[PROVIDED RECORDS]

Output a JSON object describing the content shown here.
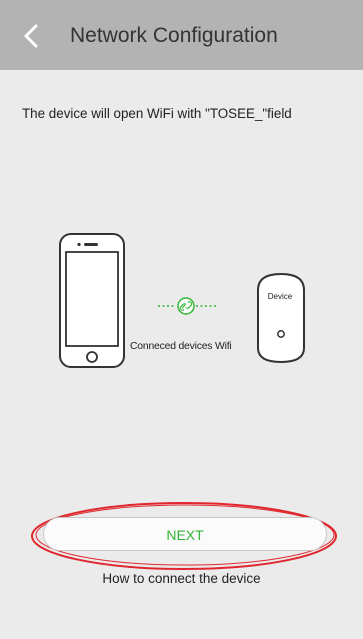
{
  "header": {
    "title": "Network Configuration",
    "back_icon": "chevron-left-icon"
  },
  "instructions": {
    "text": "The device will open WiFi with \"TOSEE_\"field"
  },
  "illustration": {
    "phone_icon": "smartphone-icon",
    "link_icon": "link-icon",
    "connection_label": "Conneced devices Wifi",
    "device_label": "Device"
  },
  "actions": {
    "next_label": "NEXT",
    "help_link": "How to connect the device"
  },
  "colors": {
    "header_bg": "#b3b3b3",
    "page_bg": "#ebebeb",
    "accent_green": "#33b533",
    "annotation_red": "#e0272f"
  }
}
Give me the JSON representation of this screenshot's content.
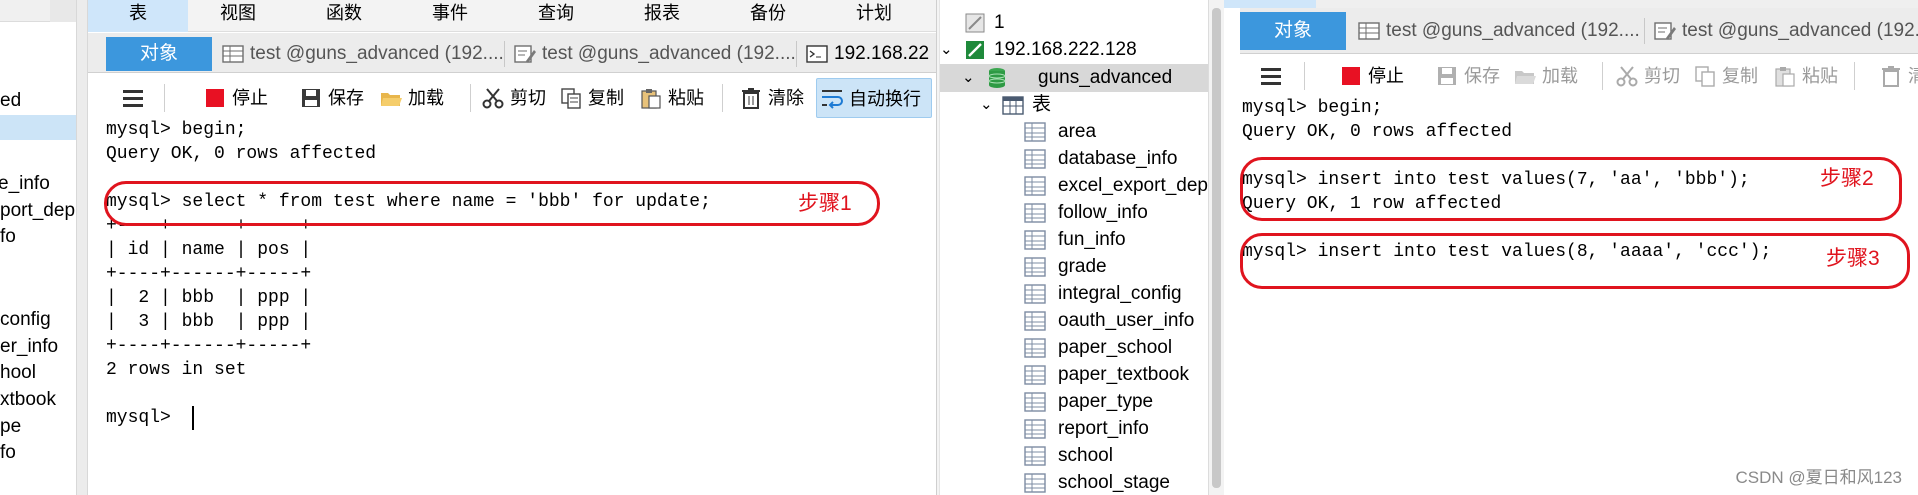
{
  "left_strip": {
    "items": [
      "ed",
      "e_info",
      "port_dep",
      "fo",
      "config",
      "er_info",
      "hool",
      "xtbook",
      "pe",
      "fo"
    ]
  },
  "left_window": {
    "menu": [
      "表",
      "视图",
      "函数",
      "事件",
      "查询",
      "报表",
      "备份",
      "计划"
    ],
    "tabs": {
      "object": "对象",
      "tab1": "test @guns_advanced (192....",
      "tab2": "test @guns_advanced (192....",
      "tab3": "192.168.22"
    },
    "toolbar": {
      "stop": "停止",
      "save": "保存",
      "load": "加载",
      "cut": "剪切",
      "copy": "复制",
      "paste": "粘贴",
      "clear": "清除",
      "wrap": "自动换行"
    },
    "console": [
      "mysql> begin;",
      "Query OK, 0 rows affected",
      "",
      "mysql> select * from test where name = 'bbb' for update;",
      "+----+------+-----+",
      "| id | name | pos |",
      "+----+------+-----+",
      "|  2 | bbb  | ppp |",
      "|  3 | bbb  | ppp |",
      "+----+------+-----+",
      "2 rows in set",
      "",
      "mysql> "
    ]
  },
  "navigator": {
    "items": [
      {
        "label": "1",
        "icon": "connection-icon"
      },
      {
        "label": "192.168.222.128",
        "icon": "mysql-connection-icon"
      },
      {
        "label": "guns_advanced",
        "icon": "database-icon"
      },
      {
        "label": "表",
        "icon": "tables-folder-icon"
      },
      {
        "label": "area",
        "icon": "table-icon"
      },
      {
        "label": "database_info",
        "icon": "table-icon"
      },
      {
        "label": "excel_export_dep",
        "icon": "table-icon"
      },
      {
        "label": "follow_info",
        "icon": "table-icon"
      },
      {
        "label": "fun_info",
        "icon": "table-icon"
      },
      {
        "label": "grade",
        "icon": "table-icon"
      },
      {
        "label": "integral_config",
        "icon": "table-icon"
      },
      {
        "label": "oauth_user_info",
        "icon": "table-icon"
      },
      {
        "label": "paper_school",
        "icon": "table-icon"
      },
      {
        "label": "paper_textbook",
        "icon": "table-icon"
      },
      {
        "label": "paper_type",
        "icon": "table-icon"
      },
      {
        "label": "report_info",
        "icon": "table-icon"
      },
      {
        "label": "school",
        "icon": "table-icon"
      },
      {
        "label": "school_stage",
        "icon": "table-icon"
      }
    ]
  },
  "right_window": {
    "tabs": {
      "object": "对象",
      "tab1": "test @guns_advanced (192....",
      "tab2": "test @guns_advanced (192...."
    },
    "toolbar": {
      "stop": "停止",
      "save": "保存",
      "load": "加载",
      "cut": "剪切",
      "copy": "复制",
      "paste": "粘贴",
      "clear": "清"
    },
    "console": [
      "mysql> begin;",
      "Query OK, 0 rows affected",
      "",
      "mysql> insert into test values(7, 'aa', 'bbb');",
      "Query OK, 1 row affected",
      "",
      "mysql> insert into test values(8, 'aaaa', 'ccc');"
    ]
  },
  "annotations": {
    "step1": "步骤1",
    "step2": "步骤2",
    "step3": "步骤3"
  },
  "watermark": "CSDN @夏日和风123",
  "colors": {
    "accent_tab": "#3c97dd",
    "menu_active": "#cfe6fa",
    "annotation_red": "#e0141e"
  }
}
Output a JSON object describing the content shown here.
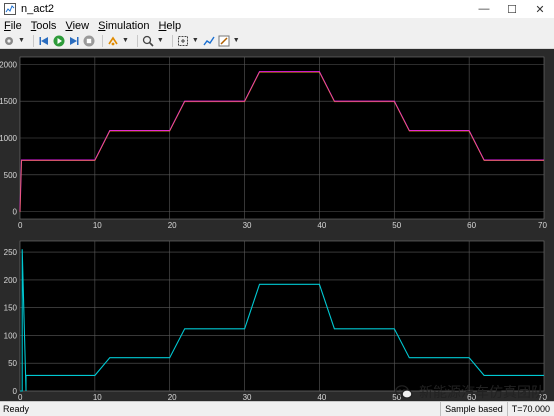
{
  "window": {
    "title": "n_act2",
    "minimize": "—",
    "maximize": "☐",
    "close": "✕"
  },
  "menu": [
    {
      "label": "File",
      "accel": "F",
      "rest": "ile"
    },
    {
      "label": "Tools",
      "accel": "T",
      "rest": "ools"
    },
    {
      "label": "View",
      "accel": "V",
      "rest": "iew"
    },
    {
      "label": "Simulation",
      "accel": "S",
      "rest": "imulation"
    },
    {
      "label": "Help",
      "accel": "H",
      "rest": "elp"
    }
  ],
  "toolbar_icons": [
    "settings-icon",
    "step-back-icon",
    "run-icon",
    "step-forward-icon",
    "stop-icon",
    "highlight-icon",
    "zoom-icon",
    "autoscale-icon",
    "cursor-measure-icon",
    "triggers-icon",
    "style-icon"
  ],
  "colors": {
    "plot_bg": "#000000",
    "figure_bg": "#2a2a2a",
    "grid": "#5a5a5a",
    "series_top_main": "#e61ee6",
    "series_top_secondary": "#f0a000",
    "series_bottom": "#00c8d2"
  },
  "chart_data": [
    {
      "type": "line",
      "xlim": [
        0,
        70
      ],
      "ylim": [
        -100,
        2100
      ],
      "xticks": [
        "0",
        "10",
        "20",
        "30",
        "40",
        "50",
        "60",
        "70"
      ],
      "yticks": [
        "0",
        "500",
        "1000",
        "1500",
        "2000"
      ],
      "grid": true,
      "series": [
        {
          "x": [
            0,
            0.2,
            0.4,
            10,
            12,
            20,
            22,
            30,
            32,
            40,
            42,
            50,
            52,
            60,
            62,
            70
          ],
          "y": [
            0,
            700,
            700,
            700,
            1100,
            1100,
            1500,
            1500,
            1900,
            1900,
            1500,
            1500,
            1100,
            1100,
            700,
            700
          ]
        }
      ]
    },
    {
      "type": "line",
      "xlim": [
        0,
        70
      ],
      "ylim": [
        0,
        270
      ],
      "xticks": [
        "0",
        "10",
        "20",
        "30",
        "40",
        "50",
        "60",
        "70"
      ],
      "yticks": [
        "0",
        "50",
        "100",
        "150",
        "200",
        "250"
      ],
      "grid": true,
      "series": [
        {
          "x": [
            0,
            0.3,
            0.3,
            0.8,
            0.8,
            10,
            12,
            20,
            22,
            30,
            32,
            40,
            42,
            50,
            52,
            60,
            62,
            70
          ],
          "y": [
            0,
            0,
            255,
            0,
            28,
            28,
            60,
            60,
            112,
            112,
            192,
            192,
            112,
            112,
            60,
            60,
            28,
            28
          ]
        }
      ]
    }
  ],
  "status": {
    "ready": "Ready",
    "sample": "Sample based",
    "time": "T=70.000"
  },
  "watermark": {
    "text": "新能源汽车仿真团队"
  }
}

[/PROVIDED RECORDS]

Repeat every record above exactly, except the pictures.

= REPLY =
Output a JSON object describing the content shown here.
{
  "header": {
    "title": "Network Configuration",
    "back_icon": "chevron-left-icon"
  },
  "instructions": {
    "text": "The device will open WiFi with \"TOSEE_\"field"
  },
  "illustration": {
    "phone_icon": "smartphone-icon",
    "link_icon": "link-icon",
    "connection_label": "Conneced devices Wifi",
    "device_label": "Device"
  },
  "actions": {
    "next_label": "NEXT",
    "help_link": "How to connect the device"
  },
  "colors": {
    "header_bg": "#b3b3b3",
    "page_bg": "#ebebeb",
    "accent_green": "#33b533",
    "annotation_red": "#e0272f"
  }
}
Give me the JSON representation of this screenshot's content.
{
  "left_strip": {
    "items": [
      "ed",
      "e_info",
      "port_dep",
      "fo",
      "config",
      "er_info",
      "hool",
      "xtbook",
      "pe",
      "fo"
    ]
  },
  "left_window": {
    "menu": [
      "表",
      "视图",
      "函数",
      "事件",
      "查询",
      "报表",
      "备份",
      "计划"
    ],
    "tabs": {
      "object": "对象",
      "tab1": "test @guns_advanced (192....",
      "tab2": "test @guns_advanced (192....",
      "tab3": "192.168.22"
    },
    "toolbar": {
      "stop": "停止",
      "save": "保存",
      "load": "加载",
      "cut": "剪切",
      "copy": "复制",
      "paste": "粘贴",
      "clear": "清除",
      "wrap": "自动换行"
    },
    "console": [
      "mysql> begin;",
      "Query OK, 0 rows affected",
      "",
      "mysql> select * from test where name = 'bbb' for update;",
      "+----+------+-----+",
      "| id | name | pos |",
      "+----+------+-----+",
      "|  2 | bbb  | ppp |",
      "|  3 | bbb  | ppp |",
      "+----+------+-----+",
      "2 rows in set",
      "",
      "mysql> "
    ]
  },
  "navigator": {
    "items": [
      {
        "label": "1",
        "icon": "connection-icon"
      },
      {
        "label": "192.168.222.128",
        "icon": "mysql-connection-icon"
      },
      {
        "label": "guns_advanced",
        "icon": "database-icon"
      },
      {
        "label": "表",
        "icon": "tables-folder-icon"
      },
      {
        "label": "area",
        "icon": "table-icon"
      },
      {
        "label": "database_info",
        "icon": "table-icon"
      },
      {
        "label": "excel_export_dep",
        "icon": "table-icon"
      },
      {
        "label": "follow_info",
        "icon": "table-icon"
      },
      {
        "label": "fun_info",
        "icon": "table-icon"
      },
      {
        "label": "grade",
        "icon": "table-icon"
      },
      {
        "label": "integral_config",
        "icon": "table-icon"
      },
      {
        "label": "oauth_user_info",
        "icon": "table-icon"
      },
      {
        "label": "paper_school",
        "icon": "table-icon"
      },
      {
        "label": "paper_textbook",
        "icon": "table-icon"
      },
      {
        "label": "paper_type",
        "icon": "table-icon"
      },
      {
        "label": "report_info",
        "icon": "table-icon"
      },
      {
        "label": "school",
        "icon": "table-icon"
      },
      {
        "label": "school_stage",
        "icon": "table-icon"
      }
    ]
  },
  "right_window": {
    "tabs": {
      "object": "对象",
      "tab1": "test @guns_advanced (192....",
      "tab2": "test @guns_advanced (192...."
    },
    "toolbar": {
      "stop": "停止",
      "save": "保存",
      "load": "加载",
      "cut": "剪切",
      "copy": "复制",
      "paste": "粘贴",
      "clear": "清"
    },
    "console": [
      "mysql> begin;",
      "Query OK, 0 rows affected",
      "",
      "mysql> insert into test values(7, 'aa', 'bbb');",
      "Query OK, 1 row affected",
      "",
      "mysql> insert into test values(8, 'aaaa', 'ccc');"
    ]
  },
  "annotations": {
    "step1": "步骤1",
    "step2": "步骤2",
    "step3": "步骤3"
  },
  "watermark": "CSDN @夏日和风123",
  "colors": {
    "accent_tab": "#3c97dd",
    "menu_active": "#cfe6fa",
    "annotation_red": "#e0141e"
  }
}
Output a JSON object describing the content shown here.
{
  "window": {
    "title": "n_act2",
    "minimize": "—",
    "maximize": "☐",
    "close": "✕"
  },
  "menu": [
    {
      "label": "File",
      "accel": "F",
      "rest": "ile"
    },
    {
      "label": "Tools",
      "accel": "T",
      "rest": "ools"
    },
    {
      "label": "View",
      "accel": "V",
      "rest": "iew"
    },
    {
      "label": "Simulation",
      "accel": "S",
      "rest": "imulation"
    },
    {
      "label": "Help",
      "accel": "H",
      "rest": "elp"
    }
  ],
  "toolbar_icons": [
    "settings-icon",
    "step-back-icon",
    "run-icon",
    "step-forward-icon",
    "stop-icon",
    "highlight-icon",
    "zoom-icon",
    "autoscale-icon",
    "cursor-measure-icon",
    "triggers-icon",
    "style-icon"
  ],
  "colors": {
    "plot_bg": "#000000",
    "figure_bg": "#2a2a2a",
    "grid": "#5a5a5a",
    "series_top_main": "#e61ee6",
    "series_top_secondary": "#f0a000",
    "series_bottom": "#00c8d2"
  },
  "chart_data": [
    {
      "type": "line",
      "xlim": [
        0,
        70
      ],
      "ylim": [
        -100,
        2100
      ],
      "xticks": [
        "0",
        "10",
        "20",
        "30",
        "40",
        "50",
        "60",
        "70"
      ],
      "yticks": [
        "0",
        "500",
        "1000",
        "1500",
        "2000"
      ],
      "grid": true,
      "series": [
        {
          "x": [
            0,
            0.2,
            0.4,
            10,
            12,
            20,
            22,
            30,
            32,
            40,
            42,
            50,
            52,
            60,
            62,
            70
          ],
          "y": [
            0,
            700,
            700,
            700,
            1100,
            1100,
            1500,
            1500,
            1900,
            1900,
            1500,
            1500,
            1100,
            1100,
            700,
            700
          ]
        }
      ]
    },
    {
      "type": "line",
      "xlim": [
        0,
        70
      ],
      "ylim": [
        0,
        270
      ],
      "xticks": [
        "0",
        "10",
        "20",
        "30",
        "40",
        "50",
        "60",
        "70"
      ],
      "yticks": [
        "0",
        "50",
        "100",
        "150",
        "200",
        "250"
      ],
      "grid": true,
      "series": [
        {
          "x": [
            0,
            0.3,
            0.3,
            0.8,
            0.8,
            10,
            12,
            20,
            22,
            30,
            32,
            40,
            42,
            50,
            52,
            60,
            62,
            70
          ],
          "y": [
            0,
            0,
            255,
            0,
            28,
            28,
            60,
            60,
            112,
            112,
            192,
            192,
            112,
            112,
            60,
            60,
            28,
            28
          ]
        }
      ]
    }
  ],
  "status": {
    "ready": "Ready",
    "sample": "Sample based",
    "time": "T=70.000"
  },
  "watermark": {
    "text": "新能源汽车仿真团队"
  }
}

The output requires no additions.